Assignment
The full listing, returned exactly and free of pictures, is the expected answer.
Start of Exercise data
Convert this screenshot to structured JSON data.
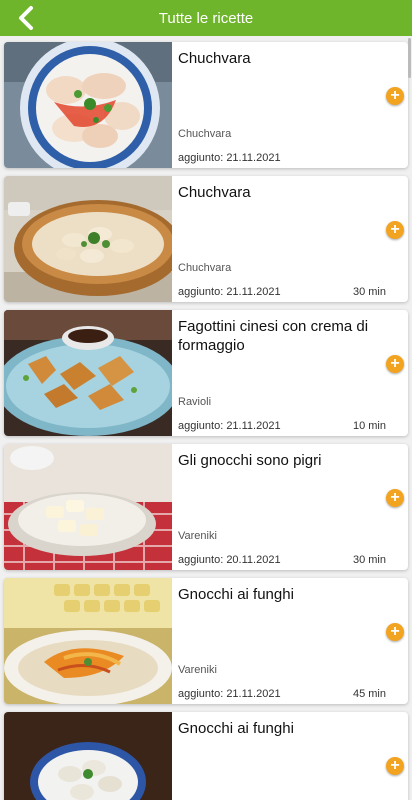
{
  "header": {
    "title": "Tutte le ricette",
    "back_icon": "chevron-left-icon"
  },
  "colors": {
    "appbar": "#6fb52b",
    "add_button": "#f2a320"
  },
  "recipes": [
    {
      "title": "Chuchvara",
      "category": "Chuchvara",
      "date": "aggiunto: 21.11.2021",
      "time": ""
    },
    {
      "title": "Chuchvara",
      "category": "Chuchvara",
      "date": "aggiunto: 21.11.2021",
      "time": "30 min"
    },
    {
      "title": "Fagottini cinesi con crema di formaggio",
      "category": "Ravioli",
      "date": "aggiunto: 21.11.2021",
      "time": "10 min"
    },
    {
      "title": "Gli gnocchi sono pigri",
      "category": "Vareniki",
      "date": "aggiunto: 20.11.2021",
      "time": "30 min"
    },
    {
      "title": "Gnocchi ai funghi",
      "category": "Vareniki",
      "date": "aggiunto: 21.11.2021",
      "time": "45 min"
    },
    {
      "title": "Gnocchi ai funghi",
      "category": "",
      "date": "",
      "time": ""
    }
  ]
}
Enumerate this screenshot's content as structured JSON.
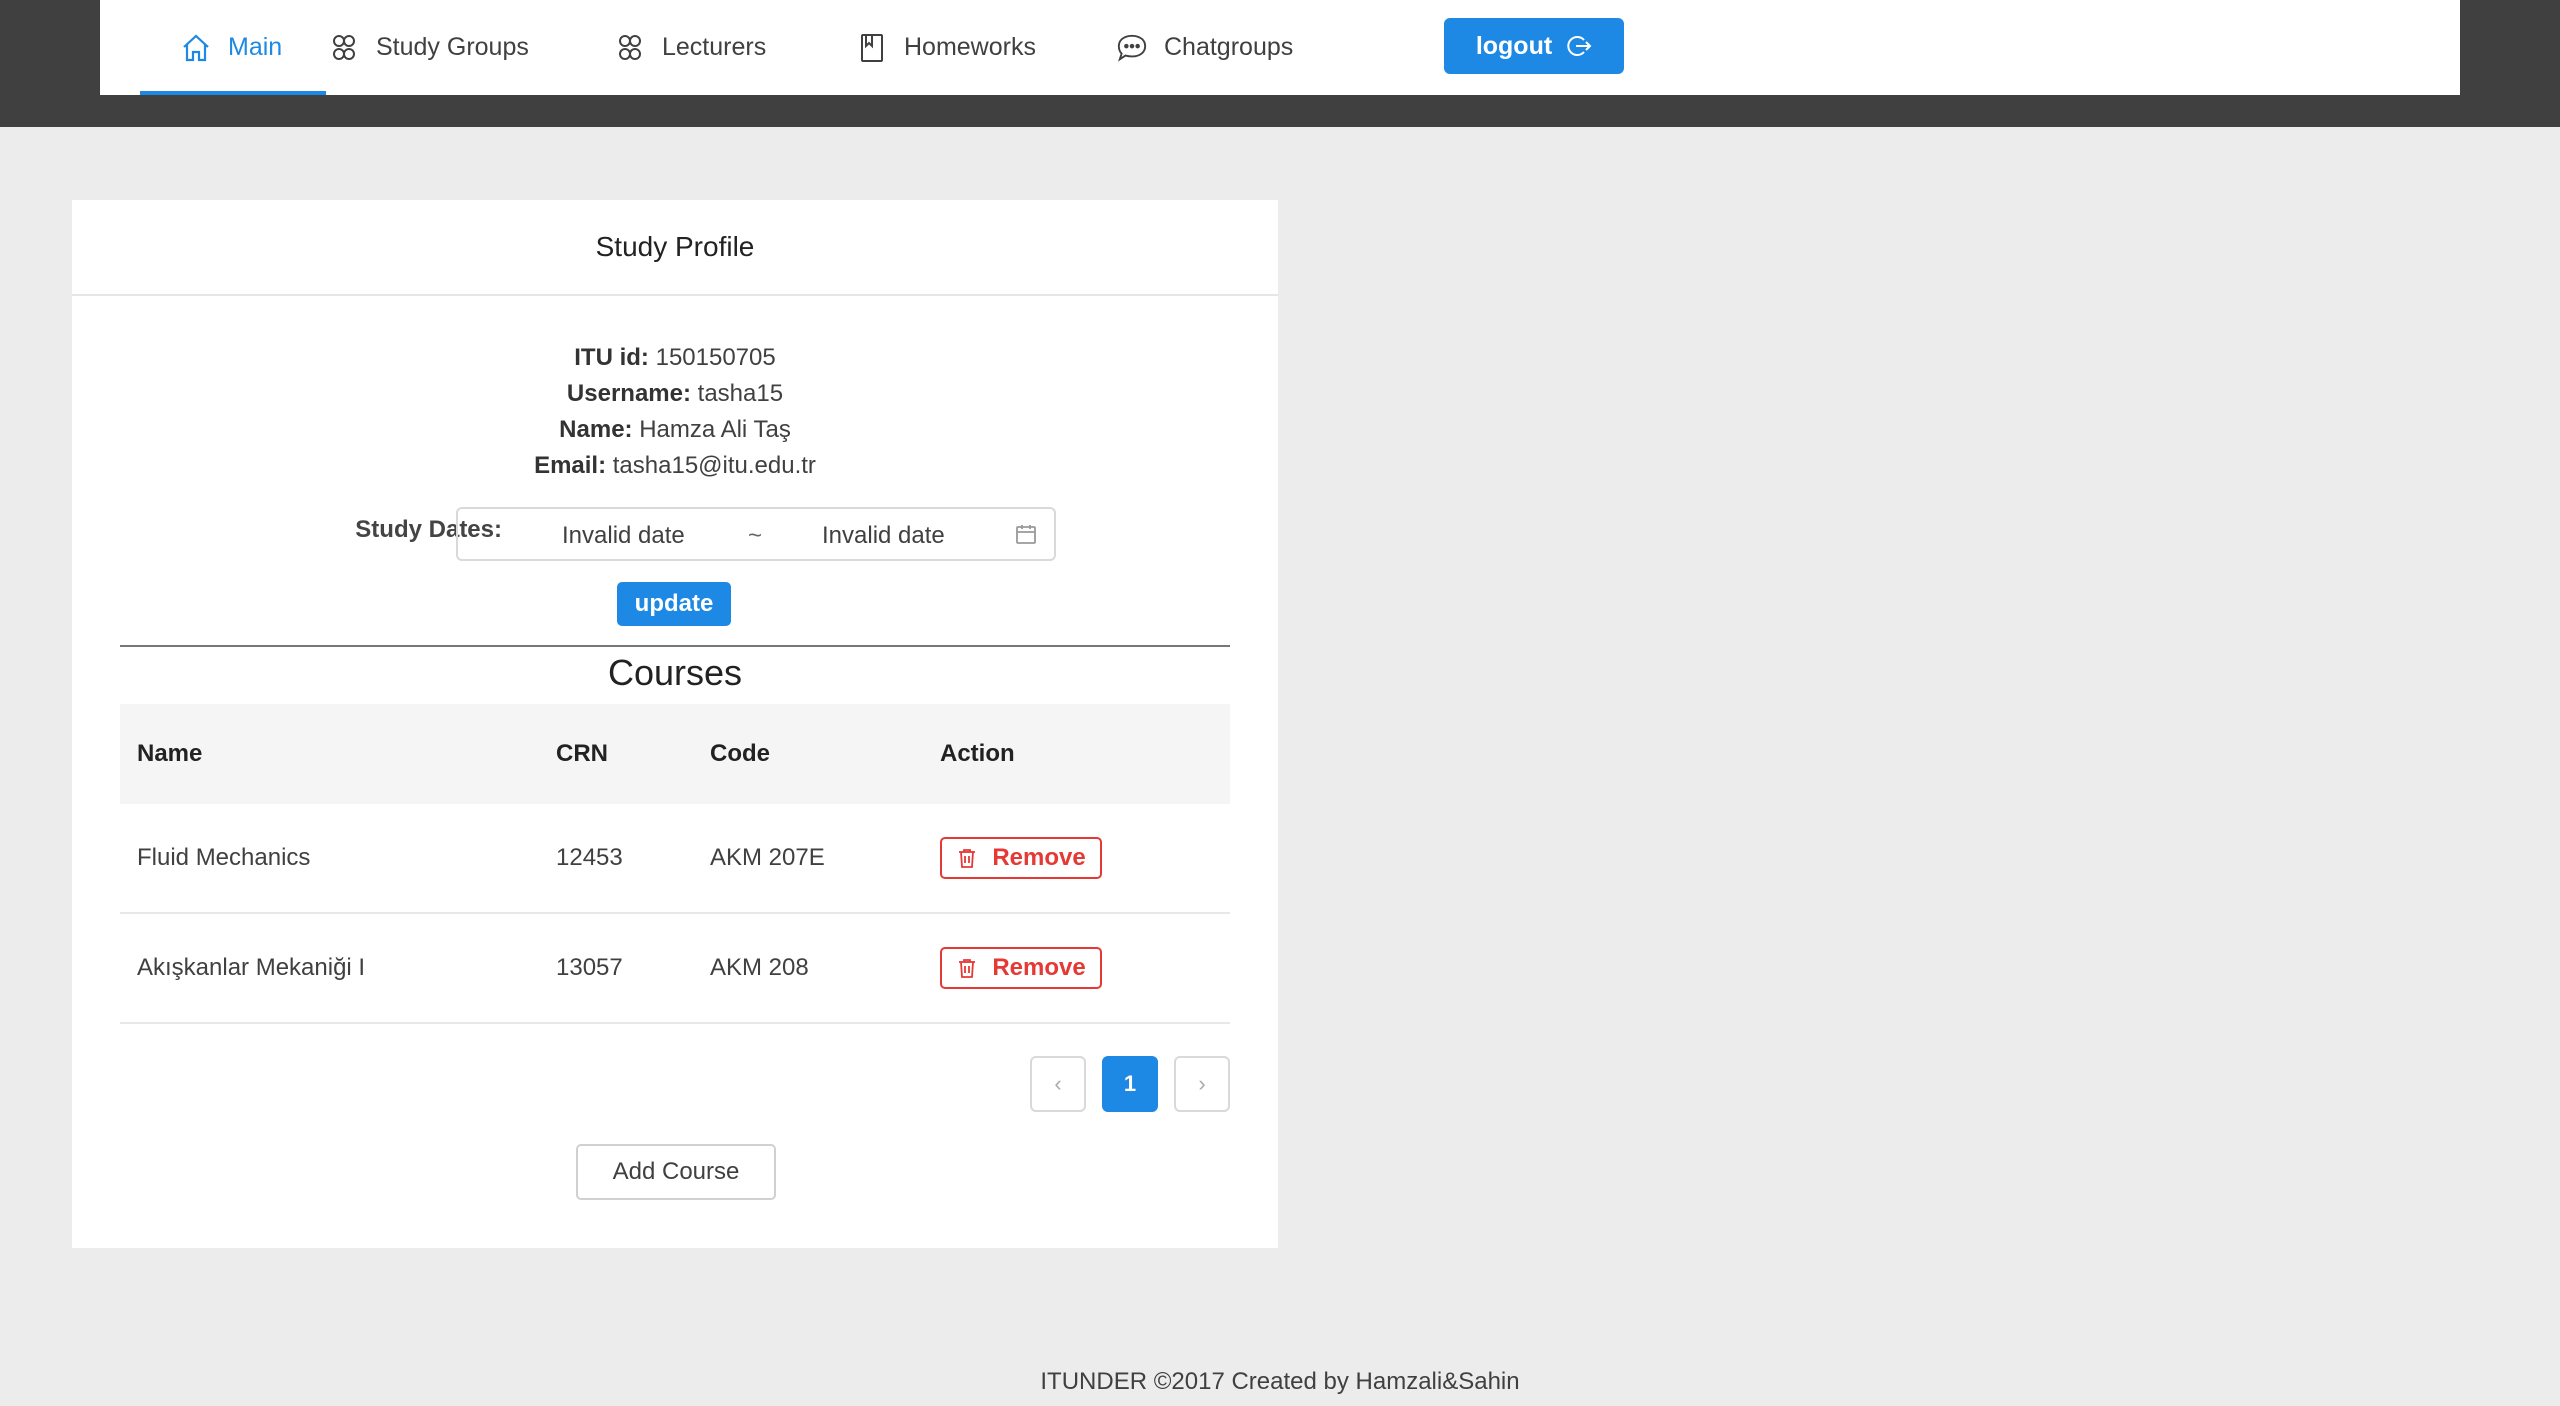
{
  "nav": {
    "items": [
      {
        "label": "Main",
        "icon": "home-icon",
        "active": true
      },
      {
        "label": "Study Groups",
        "icon": "group-icon"
      },
      {
        "label": "Lecturers",
        "icon": "group-icon"
      },
      {
        "label": "Homeworks",
        "icon": "book-icon"
      },
      {
        "label": "Chatgroups",
        "icon": "chat-icon"
      }
    ],
    "logout_label": "logout"
  },
  "profile": {
    "title": "Study Profile",
    "itu_id_label": "ITU id:",
    "itu_id": "150150705",
    "username_label": "Username:",
    "username": "tasha15",
    "name_label": "Name:",
    "name": "Hamza Ali Taş",
    "email_label": "Email:",
    "email": "tasha15@itu.edu.tr",
    "dates_label": "Study Dates:",
    "date_start": "Invalid date",
    "date_separator": "~",
    "date_end": "Invalid date",
    "update_label": "update"
  },
  "courses": {
    "title": "Courses",
    "columns": [
      "Name",
      "CRN",
      "Code",
      "Action"
    ],
    "rows": [
      {
        "name": "Fluid Mechanics",
        "crn": "12453",
        "code": "AKM 207E",
        "action": "Remove"
      },
      {
        "name": "Akışkanlar Mekaniği I",
        "crn": "13057",
        "code": "AKM 208",
        "action": "Remove"
      }
    ],
    "pagination": {
      "prev": "‹",
      "current": "1",
      "next": "›"
    },
    "add_label": "Add Course"
  },
  "footer": {
    "text": "ITUNDER ©2017 Created by Hamzali&Sahin"
  },
  "colors": {
    "accent": "#1e88e5",
    "danger": "#e53935",
    "header_bg": "#404040",
    "page_bg": "#ececec"
  }
}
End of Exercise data
Finished exercise
Convert this screenshot to structured JSON data.
{
  "header": {
    "title": "Tutte le ricette",
    "back_icon": "chevron-left-icon"
  },
  "colors": {
    "appbar": "#6fb52b",
    "add_button": "#f2a320"
  },
  "recipes": [
    {
      "title": "Chuchvara",
      "category": "Chuchvara",
      "date": "aggiunto: 21.11.2021",
      "time": ""
    },
    {
      "title": "Chuchvara",
      "category": "Chuchvara",
      "date": "aggiunto: 21.11.2021",
      "time": "30 min"
    },
    {
      "title": "Fagottini cinesi con crema di formaggio",
      "category": "Ravioli",
      "date": "aggiunto: 21.11.2021",
      "time": "10 min"
    },
    {
      "title": "Gli gnocchi sono pigri",
      "category": "Vareniki",
      "date": "aggiunto: 20.11.2021",
      "time": "30 min"
    },
    {
      "title": "Gnocchi ai funghi",
      "category": "Vareniki",
      "date": "aggiunto: 21.11.2021",
      "time": "45 min"
    },
    {
      "title": "Gnocchi ai funghi",
      "category": "",
      "date": "",
      "time": ""
    }
  ]
}
Enumerate this screenshot's content as structured JSON.
{
  "nav": {
    "items": [
      {
        "label": "Main",
        "icon": "home-icon",
        "active": true
      },
      {
        "label": "Study Groups",
        "icon": "group-icon"
      },
      {
        "label": "Lecturers",
        "icon": "group-icon"
      },
      {
        "label": "Homeworks",
        "icon": "book-icon"
      },
      {
        "label": "Chatgroups",
        "icon": "chat-icon"
      }
    ],
    "logout_label": "logout"
  },
  "profile": {
    "title": "Study Profile",
    "itu_id_label": "ITU id:",
    "itu_id": "150150705",
    "username_label": "Username:",
    "username": "tasha15",
    "name_label": "Name:",
    "name": "Hamza Ali Taş",
    "email_label": "Email:",
    "email": "tasha15@itu.edu.tr",
    "dates_label": "Study Dates:",
    "date_start": "Invalid date",
    "date_separator": "~",
    "date_end": "Invalid date",
    "update_label": "update"
  },
  "courses": {
    "title": "Courses",
    "columns": [
      "Name",
      "CRN",
      "Code",
      "Action"
    ],
    "rows": [
      {
        "name": "Fluid Mechanics",
        "crn": "12453",
        "code": "AKM 207E",
        "action": "Remove"
      },
      {
        "name": "Akışkanlar Mekaniği I",
        "crn": "13057",
        "code": "AKM 208",
        "action": "Remove"
      }
    ],
    "pagination": {
      "prev": "‹",
      "current": "1",
      "next": "›"
    },
    "add_label": "Add Course"
  },
  "footer": {
    "text": "ITUNDER ©2017 Created by Hamzali&Sahin"
  },
  "colors": {
    "accent": "#1e88e5",
    "danger": "#e53935",
    "header_bg": "#404040",
    "page_bg": "#ececec"
  }
}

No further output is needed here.